In mid May we met up with family from Germany in the Needles District of Canyonlands National Park in Utah for a couple days of camping and hiking. Our timing wasn’t great, as it rained more than I’ve ever seen in the desert! But we did get one somewhat dry-enough day for my brother-in-law and I to do the ultra-classic hike to Chesler Park and Druid Arch. See more photos >>
The exceptionally snowy winter in the San Juans keeps on going into May and our snowpack is currently 187% of average for this time of year! As I’ve been out splitboarding lately, I’ve been admiring all the peaks draped in thick snowpack, and thinking about how they’d look with colorful sunrise light. So this morning I woke up at 2am, drove up into the mountains, and slogged up one of my favorite peaks for sunrise. I brought my telephoto lens for a closer look at some of the standout peaks above the Silverton area. Continue reading >>
You’ve probably seen the recent headlines about the careless behavior of photographers and “influencers” trampling poppy fields in southern California. This is just the latest example of a rising worldwide trend of careless outdoor behavior from people who seem only concerned about getting their shot, and either don’t understand or don’t care about the damage they may be causing in the environment or the negative examples they are spreading to their followers. Here in Colorado, I’ve witnessed people flying drones in wilderness areas (illegal), pitching their tents right on top of wildflowers meadows, building fire rings on open tundra grass next to lakes above treeline, and trampling lakeside vegetation.
In this Instagram era it’s becoming more and more difficult to deny that our photography might actually bring harm to the special natural places that we are intending to celebrate. Whether it’s due to our own careless actions in pursuit of the shot, or publicizing previously quiet and pristine places to the masses, nature photography has unfortunately become a potential nemesis of untrammeled nature rather than an ally of nature as it has traditionally been assumed. I’ve always thought it’s a good thing when my photography inspires people to get outside and enjoy nature, but if even a small portion of those people behave disrespectfully when they’re out there, then it may all be a net loss for the natural lands I wish to preserve.

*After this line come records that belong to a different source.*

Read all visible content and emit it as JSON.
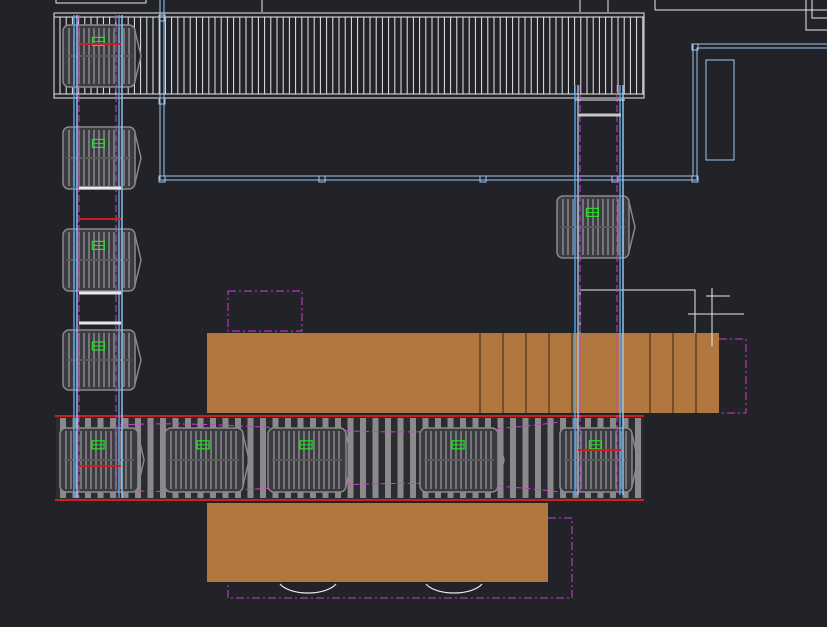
{
  "drawing": {
    "background": "#212329",
    "colors": {
      "line": "#e8e8e8",
      "wall": "#9ec6f0",
      "rail": "#5aa9e6",
      "magenta": "#d23ad2",
      "red": "#cc2020",
      "green": "#22e022",
      "gray": "#8a8a8a",
      "grayDark": "#5a5a5a",
      "wood": "#b0783e",
      "woodLine": "#3a2410"
    }
  }
}
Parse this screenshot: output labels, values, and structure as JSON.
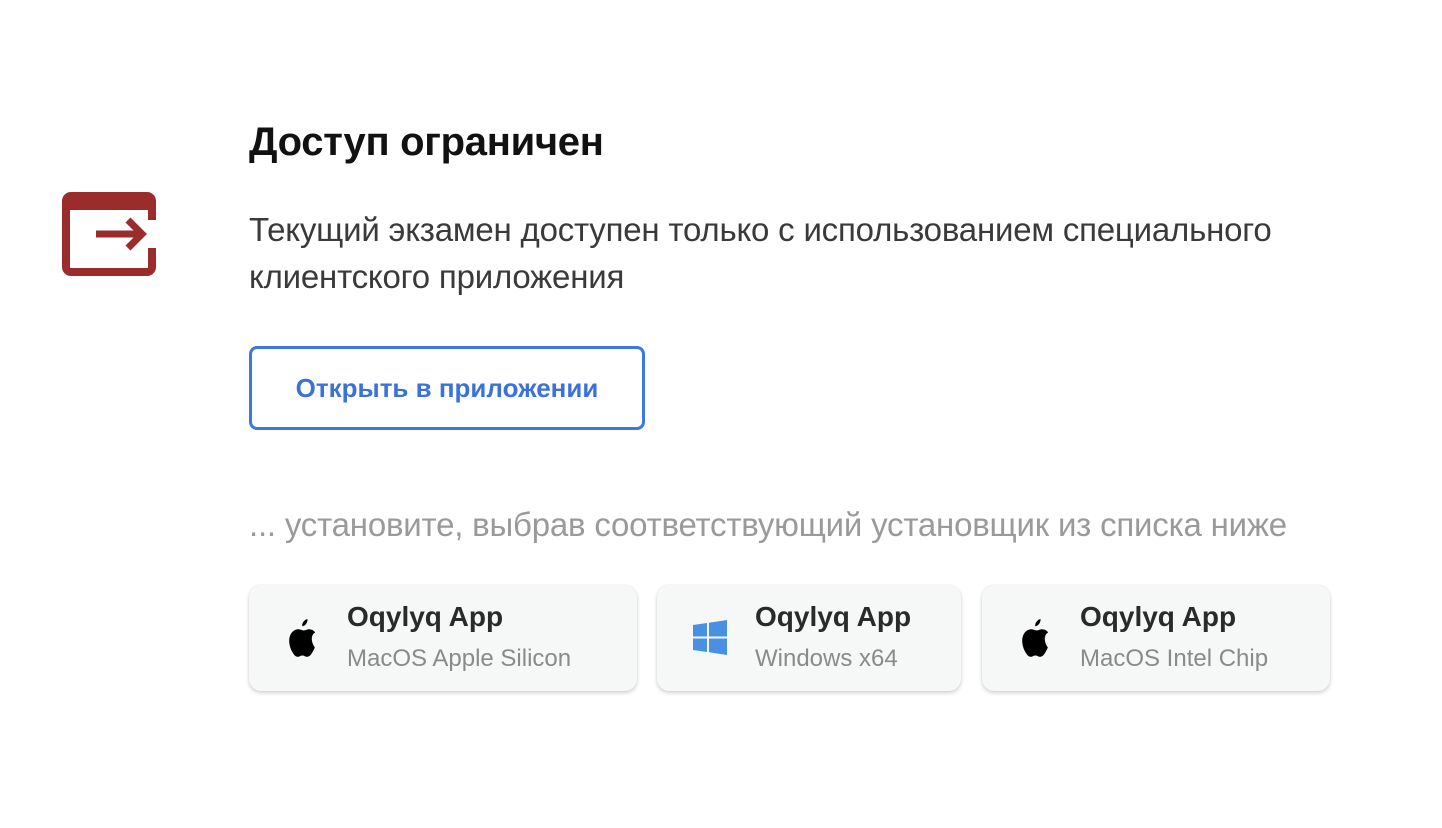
{
  "colors": {
    "icon_red": "#9b2c2c",
    "accent_blue": "#3b78e0",
    "windows_blue": "#4a90e2"
  },
  "notice": {
    "icon": "exit-to-app-icon",
    "title": "Доступ ограничен",
    "description": "Текущий экзамен доступен только с использованием специального клиентского приложения",
    "open_button_label": "Открыть в приложении"
  },
  "install_hint": "... установите, выбрав соответствующий установщик из списка ниже",
  "installers": [
    {
      "icon": "apple-icon",
      "title": "Oqylyq App",
      "subtitle": "MacOS Apple Silicon"
    },
    {
      "icon": "windows-icon",
      "title": "Oqylyq App",
      "subtitle": "Windows x64"
    },
    {
      "icon": "apple-icon",
      "title": "Oqylyq App",
      "subtitle": "MacOS Intel Chip"
    }
  ]
}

In an effort to combat this trend, some fellow photographers and I have gotten together during the last year to form an alliance of photographers devoted to a more careful and mindful approach to nature photography which prioritizes the long term well being of nature over the short term desires of photography. The group we created is called the Nature First Photography Alliance. We have drafted a set of 7 principles which we all pledge to follow and promote. As nature photographers it is our responsibility not just to create beautiful images but to act as ambassadors for the lands we photograph. From our positions as active photographers we hope to leverage our networks of friends, followers, and associates to spread the word and hopefully turn this into a popular positive movement that spreads out into the broader culture.
If you are a photographer reading this, I invite you to read more about the movement at www.NatureFirstPhotography.org and to join us as a fellow member on the website. Even if you’re not a photographer I would encourage you to take a look and consider how you too can help to promote a more mindful approach to outdoor recreation.
As is usual in late winter, Claudia and I have been itching for some desert hiking and backpacking time, so this March we spent three weeks camping and backpacking in various mountain ranges and wilderness areas in the Mojave Desert in Nevada, California, and Arizona.
There are many wild, rugged, and seldom-visited mountain ranges in the Mojave, making it a prime area for exploratory missions. I appreciate that there are still places like this out there where we can explore on our own with little to no guiding information, and find little or no evidence of previous human visitation when we’re there. Continue reading >>
This weekend we had a wonderful stay at Eric Johnson’s Mount Hayden Backcountry Lodge. Located in Richmond Basin in a remote corner of the San Juan Mountains between Ouray and Telluride, the lodge is surrounded by a powder playground of skiable terrain. With heaps of fresh snow awaiting us, we were excited to have three days to ski and splitboard to our hearts’ content. Continue reading >>